- _DATA EXCERPTS_
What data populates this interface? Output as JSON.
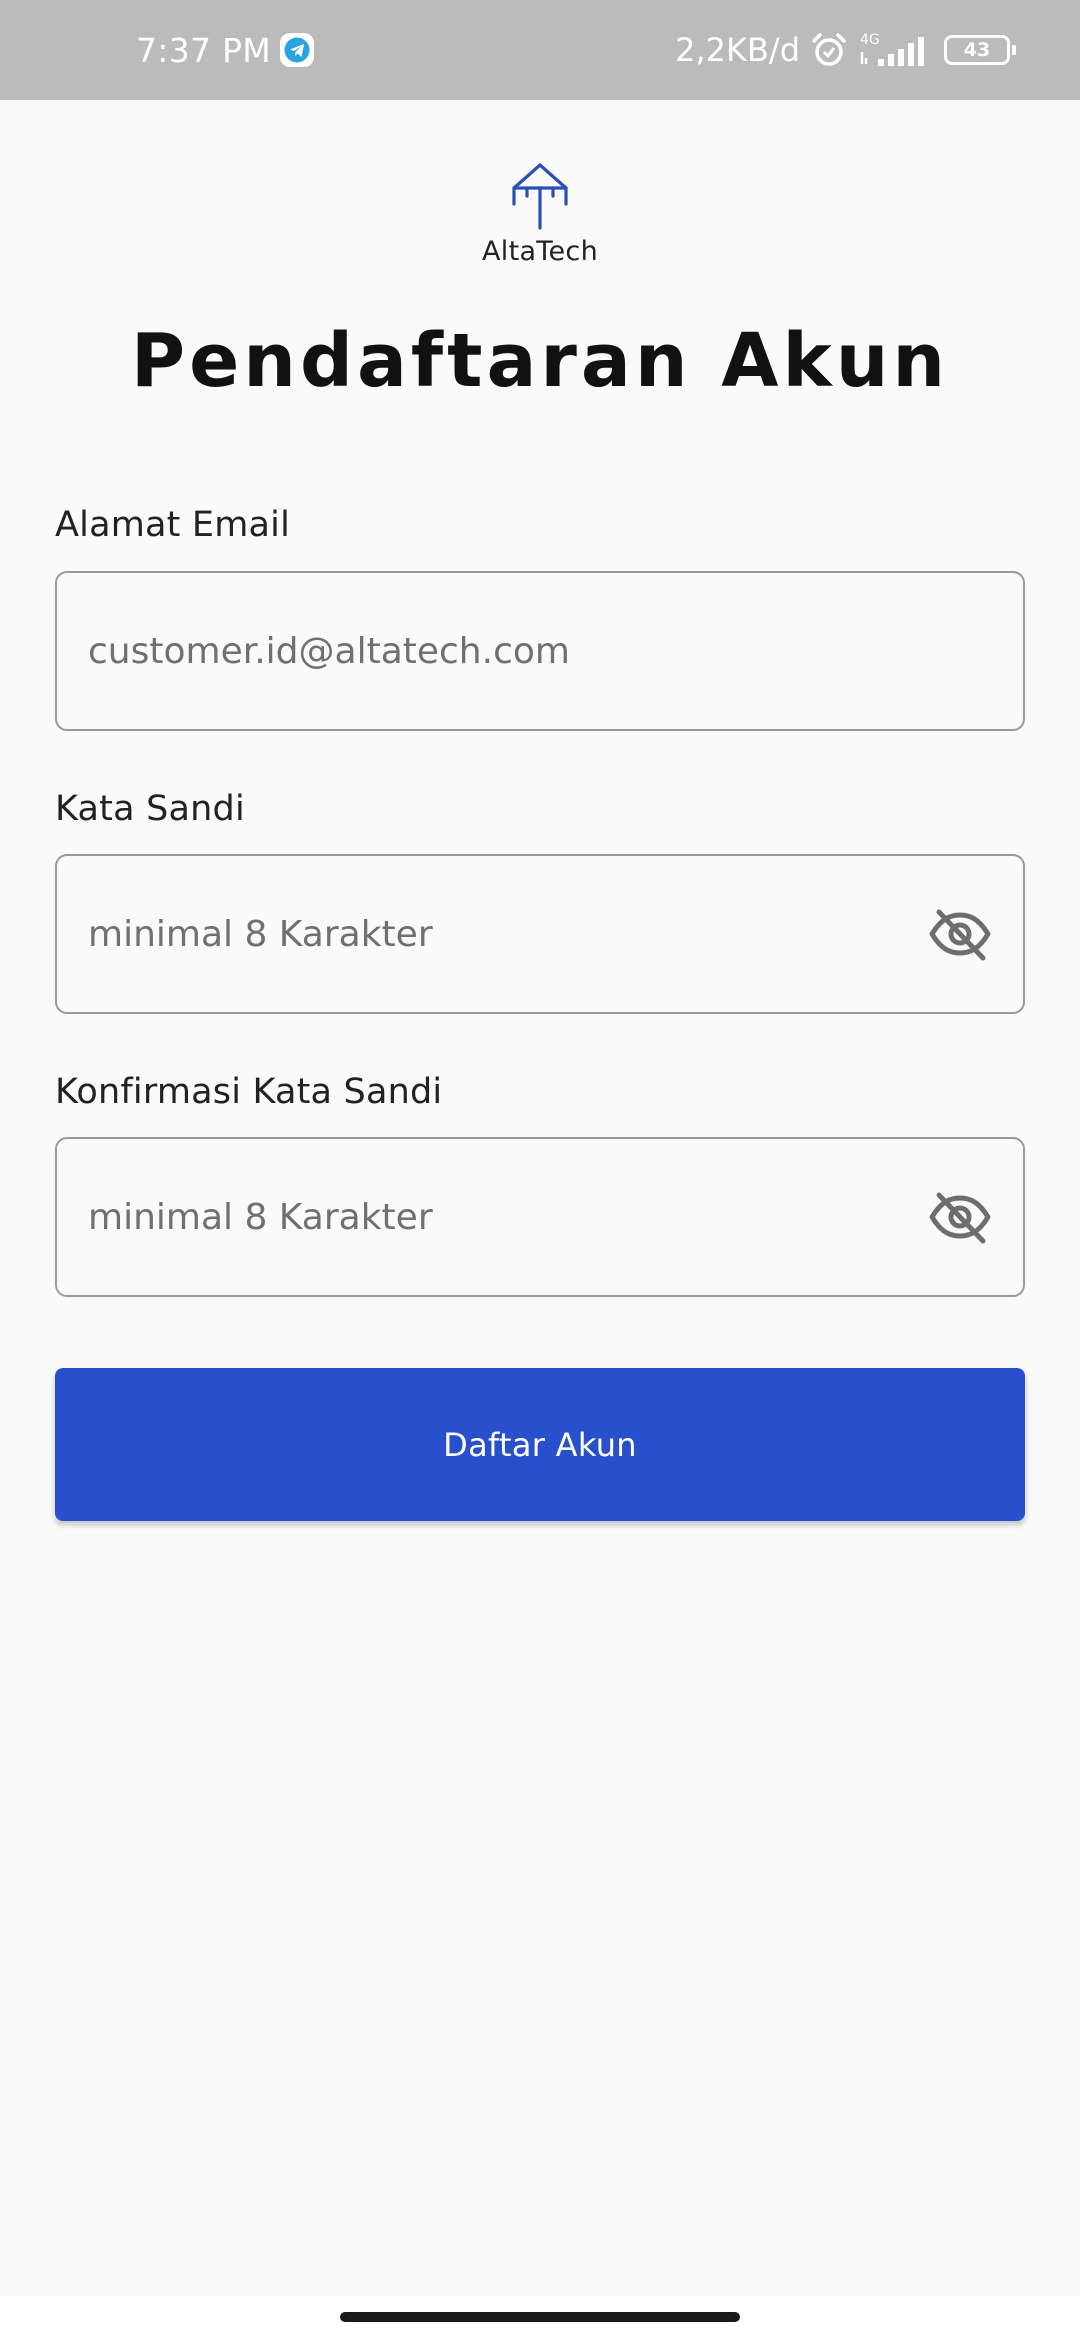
{
  "status_bar": {
    "time": "7:37 PM",
    "network_speed": "2,2KB/d",
    "network_type": "4G",
    "battery_level": "43",
    "icons": [
      "telegram-icon",
      "alarm-icon",
      "signal-icon",
      "battery-icon"
    ]
  },
  "logo": {
    "name": "AltaTech",
    "icon": "altatech-logo-icon"
  },
  "page_title": "Pendaftaran Akun",
  "form": {
    "email": {
      "label": "Alamat Email",
      "placeholder": "customer.id@altatech.com",
      "value": ""
    },
    "password": {
      "label": "Kata Sandi",
      "placeholder": "minimal 8 Karakter",
      "value": "",
      "toggle_icon": "eye-off-icon"
    },
    "confirm_password": {
      "label": "Konfirmasi Kata Sandi",
      "placeholder": "minimal 8 Karakter",
      "value": "",
      "toggle_icon": "eye-off-icon"
    },
    "submit_label": "Daftar Akun"
  },
  "colors": {
    "primary": "#2850CC",
    "logo": "#2A4FB8",
    "status_bar": "#BBBBBB",
    "background": "#FAFAFA",
    "border": "#9A9A9A"
  }
}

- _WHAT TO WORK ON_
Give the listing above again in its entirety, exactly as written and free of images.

- _ANSWER BOX_
What data populates this interface? Output as JSON.
{
  "status_bar": {
    "time": "7:37 PM",
    "network_speed": "2,2KB/d",
    "network_type": "4G",
    "battery_level": "43",
    "icons": [
      "telegram-icon",
      "alarm-icon",
      "signal-icon",
      "battery-icon"
    ]
  },
  "logo": {
    "name": "AltaTech",
    "icon": "altatech-logo-icon"
  },
  "page_title": "Pendaftaran Akun",
  "form": {
    "email": {
      "label": "Alamat Email",
      "placeholder": "customer.id@altatech.com",
      "value": ""
    },
    "password": {
      "label": "Kata Sandi",
      "placeholder": "minimal 8 Karakter",
      "value": "",
      "toggle_icon": "eye-off-icon"
    },
    "confirm_password": {
      "label": "Konfirmasi Kata Sandi",
      "placeholder": "minimal 8 Karakter",
      "value": "",
      "toggle_icon": "eye-off-icon"
    },
    "submit_label": "Daftar Akun"
  },
  "colors": {
    "primary": "#2850CC",
    "logo": "#2A4FB8",
    "status_bar": "#BBBBBB",
    "background": "#FAFAFA",
    "border": "#9A9A9A"
  }
}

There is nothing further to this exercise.